If the players do all of these things near one of Othellus' statues, they'll successfully summon a giant albino crocodile. The giant crocodile will eat the barbecued meat, eat the barbecue, drink all of the liquor, and then eat all of the tobacco. Only then will the giant crocodile answer questions and provide a map.
The only question he won't answer is "Where is Othellus?" That question will cause him to leave in a huff.
He functions like Tingle. Giving the player a map helps them get a handle on a new location quickly, and all of the secret locations aren't marked, so why the hell not?

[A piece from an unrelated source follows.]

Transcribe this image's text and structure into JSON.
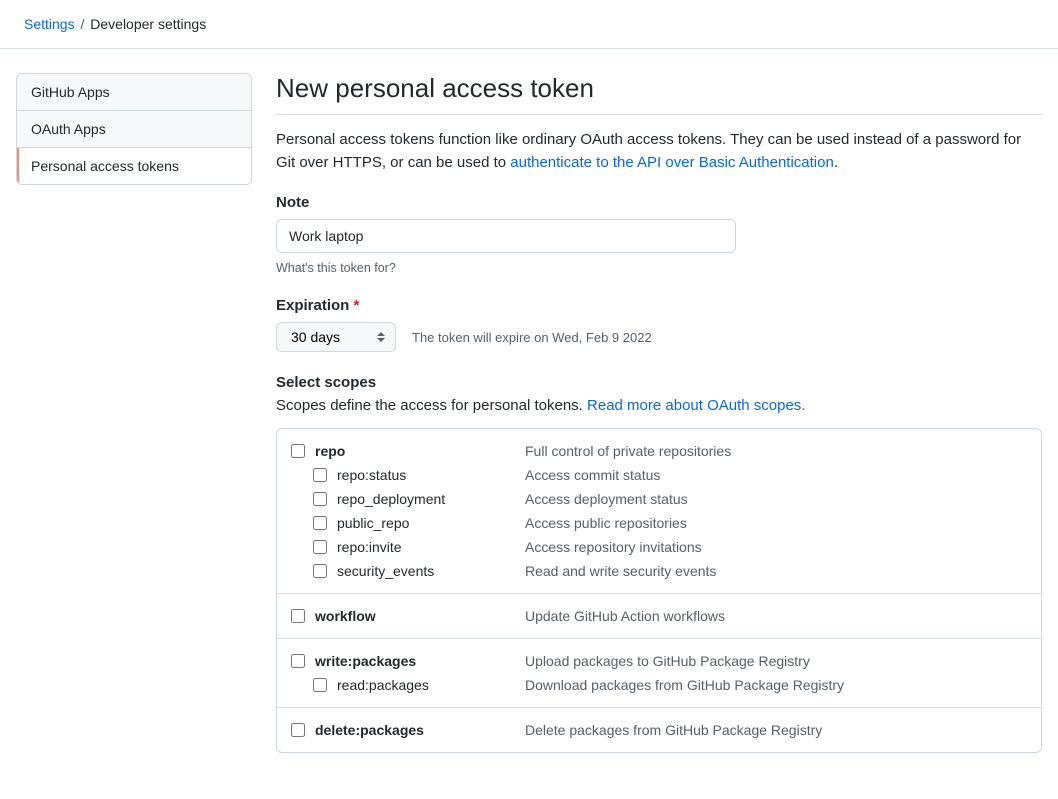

<DM Note>Yes, crocodile spirit ate Othellus. The wisdom spirit is in his brain now and its making him crazy. He's behaving erratically, making him refer to himself by the name Professor Vekko. (All the whiskey and tobacco probably isn't helping, either.) He's actually more of a hybrid of the two individuals, since both spirits are melding together inside the crocodile's brain.</DM Notes>
The Taffen Family
Most of the people living in the city are members of the same family: the Taffens.
The Taffens serve a huge aspen. Long ago, the aspen captured the family elders. It has been holding them hostage ever since.
Basically, there's two old people trapped inside a cage made from a living tree. The tree is sentient (like all trees) and bosses the Taffens around. If the family doesn't perform as expected, the old people get the squeeze.
What does it want the Taffens to do? CRIMES
That, and also plant more of its children around town, in order to increase its spy network of loyal aspen mobsters, but mostly it wants CRIMES.
So the ruins of the city are full of these similar-looking people who flinch whenever they walk past a tree and will constantly be trying to rob/scan/tattle on the party.
How Do These Trees Talk?
They creak like motherfuckers when they want to say "no".
That's about it, really.
All the trees here are capable of talking like this. Most of them prefer to ignore you. Who wants to spend all day talking to mammals?
He worships the Siege Castle as a god and is building a replica in order to summon it back. He probably wants you to go fetch cogs from the Siege Pit or something.
The trees don't kill him because they're scared of the (mostly harmless) thing he's building.
A bunch of friendly disease spirits trying to invent a cure for themselves. They wear cute masks and struggle with human language+culture, adorably.
They want to throw parties and invite all those delightful humans over, but their guests keep dying on them. This makes them sad. It was rude of the guests to die at the party, but it was also rude of them to infect their hosts.
I guess these guys are quest-givers, too? I might have too many.
They're actually pretty powerful. So are some of the things in their house. If you want to loot it, good luck.
The squirrels will lay a trail of acorns, hoping to entice you into the mill. Once you get inside, they'll ambush you. You'll probably realize that you're in trouble when you open the silo and all these human bones come spilling out, and you realize that there are now thousands of squirrels gathered on the rooftops above you.
There is no treasure here.
Low level players can easily escape by diving into the nearby stream (3' deep).
Botanical Knights of Keldoon
I don't know anything else about them except that I like the sounds of Botanical Knights. Possibly here to buy interesting plants off of you (unless that's why the Plague House is here).
Alternatively, recovering a deserter.
Alternatively, they open a new class option. Now you can be a botanical knight!
|at the Desert de Retz|
Things Yet to Come
-Getting to the Castle
-The Courtyard Meadow